• **Exercise objective**
Search the data for the string "value" and extract every line where it appears.

[Page and application data records]
[Start of section]

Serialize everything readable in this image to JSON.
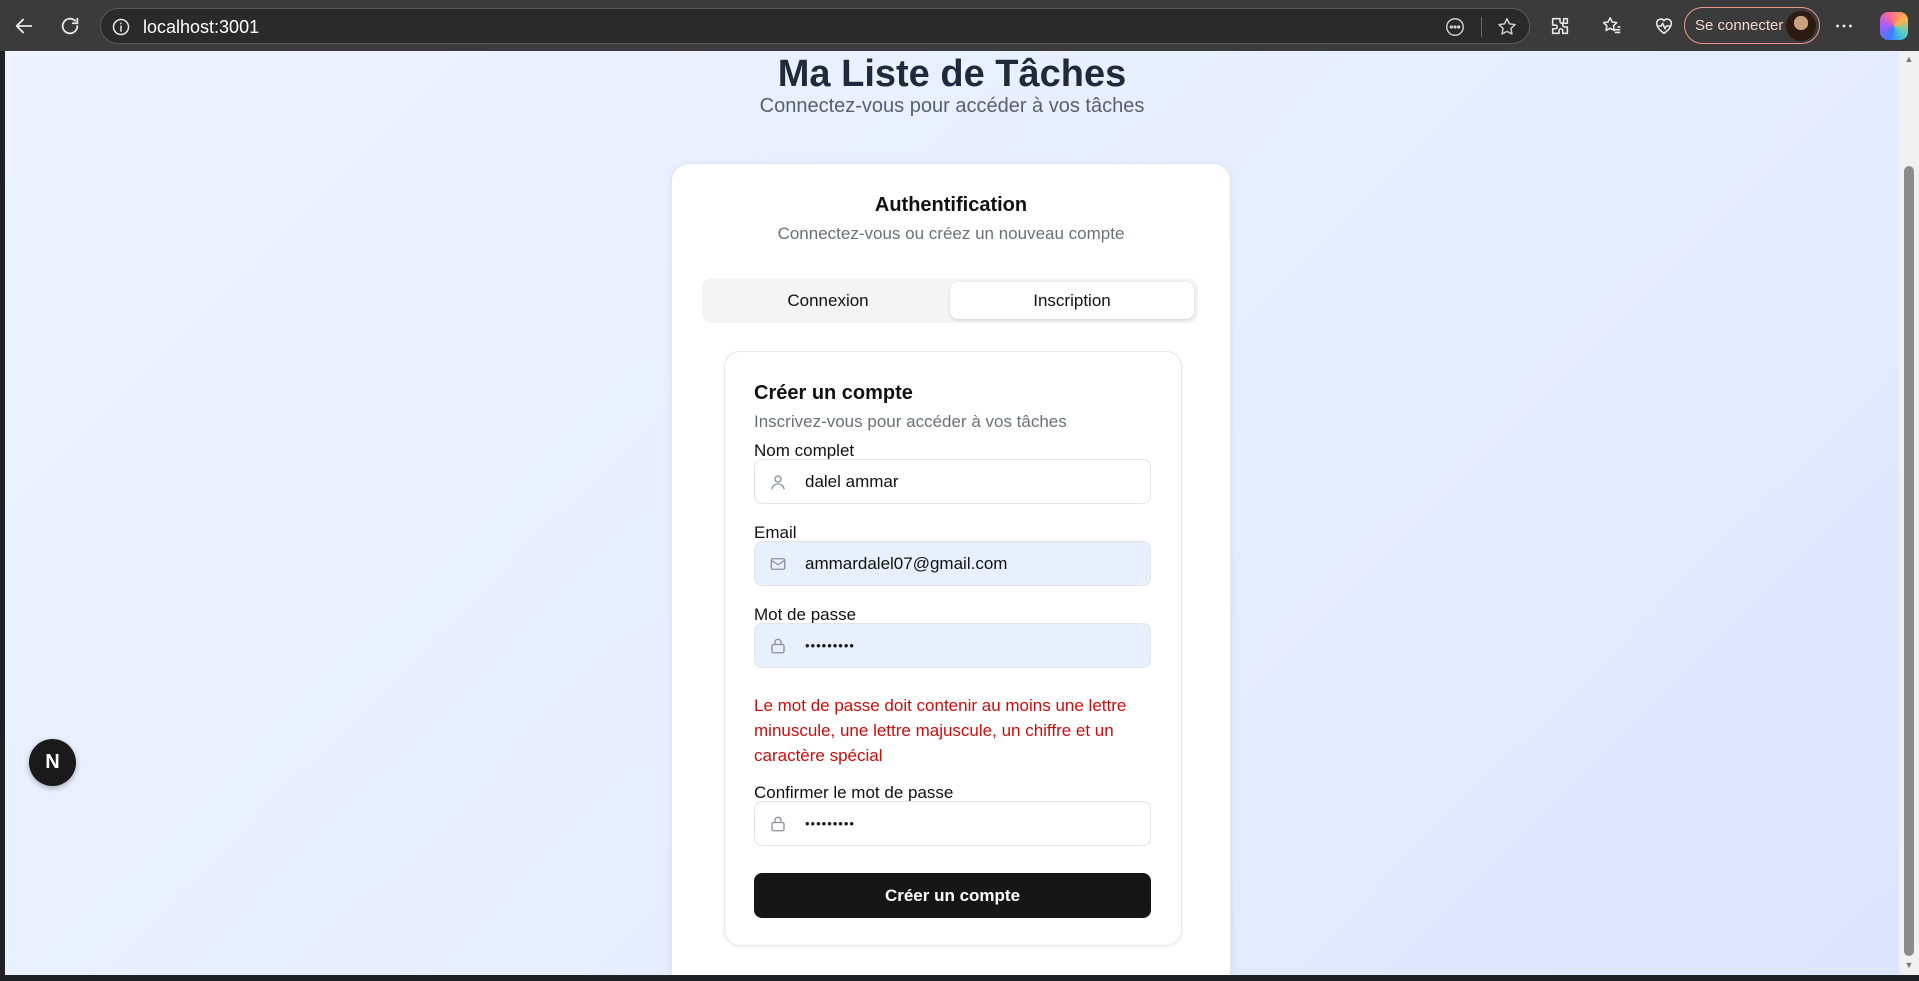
{
  "browser": {
    "url": "localhost:3001",
    "profile_label": "Se connecter",
    "icons": [
      "back-icon",
      "reload-icon",
      "info-icon",
      "reader-mode-icon",
      "favorite-star-icon",
      "extensions-icon",
      "favorites-icon",
      "browser-essentials-icon",
      "more-icon",
      "copilot-icon"
    ]
  },
  "page": {
    "title": "Ma Liste de Tâches",
    "subtitle": "Connectez-vous pour accéder à vos tâches"
  },
  "auth": {
    "title": "Authentification",
    "subtitle": "Connectez-vous ou créez un nouveau compte",
    "tabs": [
      {
        "label": "Connexion",
        "active": false
      },
      {
        "label": "Inscription",
        "active": true
      }
    ]
  },
  "form": {
    "title": "Créer un compte",
    "subtitle": "Inscrivez-vous pour accéder à vos tâches",
    "name": {
      "label": "Nom complet",
      "value": "dalel ammar",
      "icon": "user-icon"
    },
    "email": {
      "label": "Email",
      "value": "ammardalel07@gmail.com",
      "icon": "mail-icon"
    },
    "password": {
      "label": "Mot de passe",
      "value": "•••••••••",
      "icon": "lock-icon"
    },
    "password_error": "Le mot de passe doit contenir au moins une lettre minuscule, une lettre majuscule, un chiffre et un caractère spécial",
    "confirm": {
      "label": "Confirmer le mot de passe",
      "value": "•••••••••",
      "icon": "lock-icon"
    },
    "submit_label": "Créer un compte"
  },
  "dev_badge": {
    "label": "N"
  },
  "colors": {
    "error": "#d10a0a",
    "primary_button": "#161616",
    "autofill_bg": "#e8f0fe",
    "profile_border": "#e79a88"
  }
}
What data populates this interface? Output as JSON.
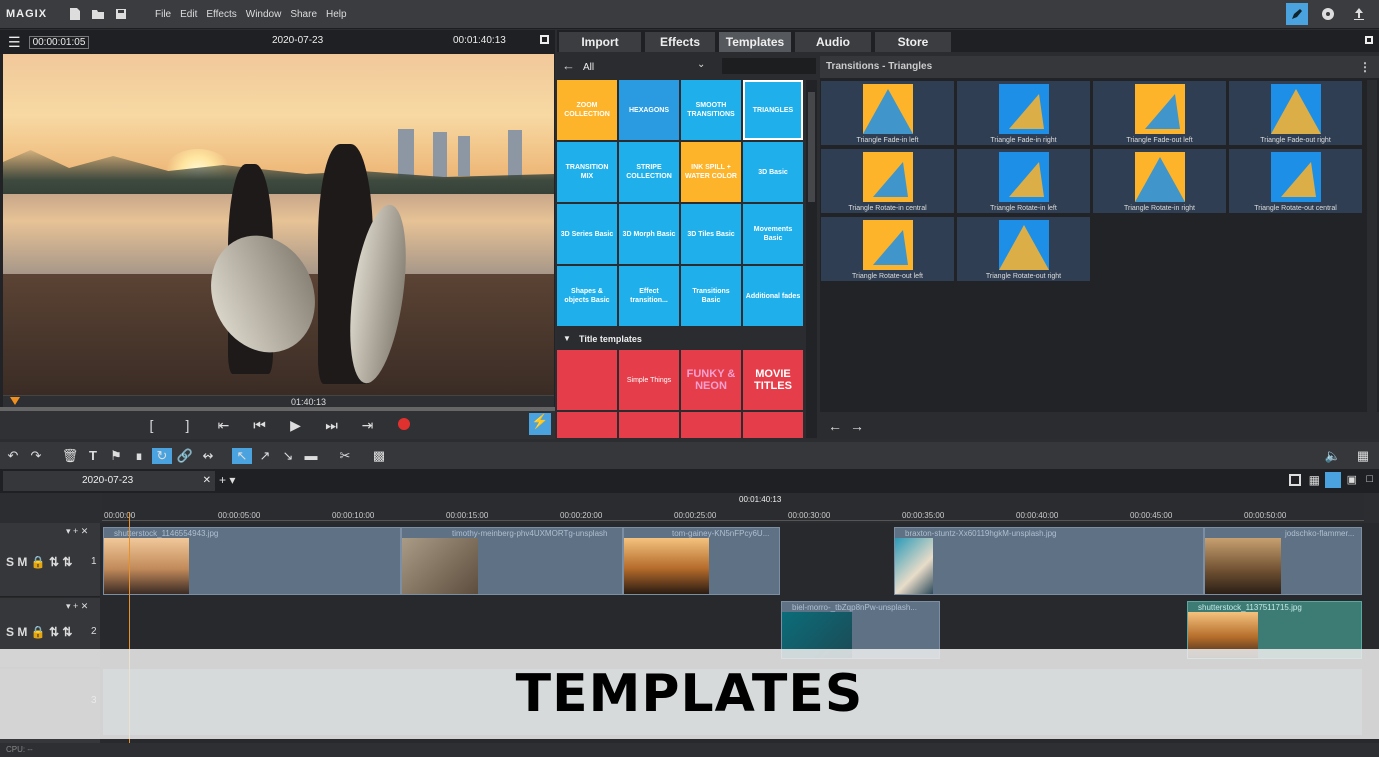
{
  "app": {
    "logo": "MAGIX"
  },
  "menu": [
    "File",
    "Edit",
    "Effects",
    "Window",
    "Share",
    "Help"
  ],
  "preview": {
    "timecode": "00:00:01:05",
    "date": "2020-07-23",
    "end_time": "00:01:40:13",
    "position": "01:40:13"
  },
  "pool": {
    "tabs": [
      "Import",
      "Effects",
      "Templates",
      "Audio",
      "Store"
    ],
    "active_tab": "Templates",
    "filter": "All",
    "section_title": "Title templates",
    "tiles": [
      "ZOOM COLLECTION",
      "HEXAGONS",
      "SMOOTH TRANSITIONS",
      "TRIANGLES",
      "TRANSITION MIX",
      "STRIPE COLLECTION",
      "INK SPILL + WATER COLOR",
      "3D Basic",
      "3D Series Basic",
      "3D Morph Basic",
      "3D Tiles Basic",
      "Movements Basic",
      "Shapes & objects Basic",
      "Effect transition...",
      "Transitions Basic",
      "Additional fades"
    ],
    "title_tiles": [
      "",
      "Simple Things",
      "FUNKY & NEON",
      "MOVIE TITLES"
    ],
    "panel_title": "Transitions - Triangles",
    "thumbs": [
      "Triangle Fade-in left",
      "Triangle Fade-in right",
      "Triangle Fade-out left",
      "Triangle Fade-out right",
      "Triangle Rotate-in central",
      "Triangle Rotate-in left",
      "Triangle Rotate-in right",
      "Triangle Rotate-out central",
      "Triangle Rotate-out left",
      "Triangle Rotate-out right"
    ]
  },
  "timeline": {
    "arrangement": "2020-07-23",
    "cursor_time": "00:01:40:13",
    "ruler": [
      "00:00:00",
      "00:00:05:00",
      "00:00:10:00",
      "00:00:15:00",
      "00:00:20:00",
      "00:00:25:00",
      "00:00:30:00",
      "00:00:35:00",
      "00:00:40:00",
      "00:00:45:00",
      "00:00:50:00"
    ],
    "track_labels": {
      "solo": "S",
      "mute": "M"
    },
    "track_numbers": [
      "1",
      "2",
      "3"
    ],
    "clips_t1": [
      "shutterstock_1146554943.jpg",
      "timothy-meinberg-phv4UXMORTg-unsplash",
      "tom-gainey-KN5nFPcy6U...",
      "braxton-stuntz-Xx60119hgkM-unsplash.jpg",
      "jodschko-flammer..."
    ],
    "clips_t2": [
      "biel-morro-_tbZqp8nPw-unsplash...",
      "shutterstock_1137511715.jpg"
    ]
  },
  "overlay_title": "TEMPLATES",
  "status": "CPU: --",
  "colors": {
    "accent": "#4aa3df",
    "tile_blue": "#1fb0ec",
    "tile_yellow": "#fdb42a",
    "tile_red": "#e53e4a"
  }
}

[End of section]

• **The completed task**
      "value": "dalel ammar",
      "value": "ammardalel07@gmail.com",
      "value": "•••••••••",
      "value": "•••••••••",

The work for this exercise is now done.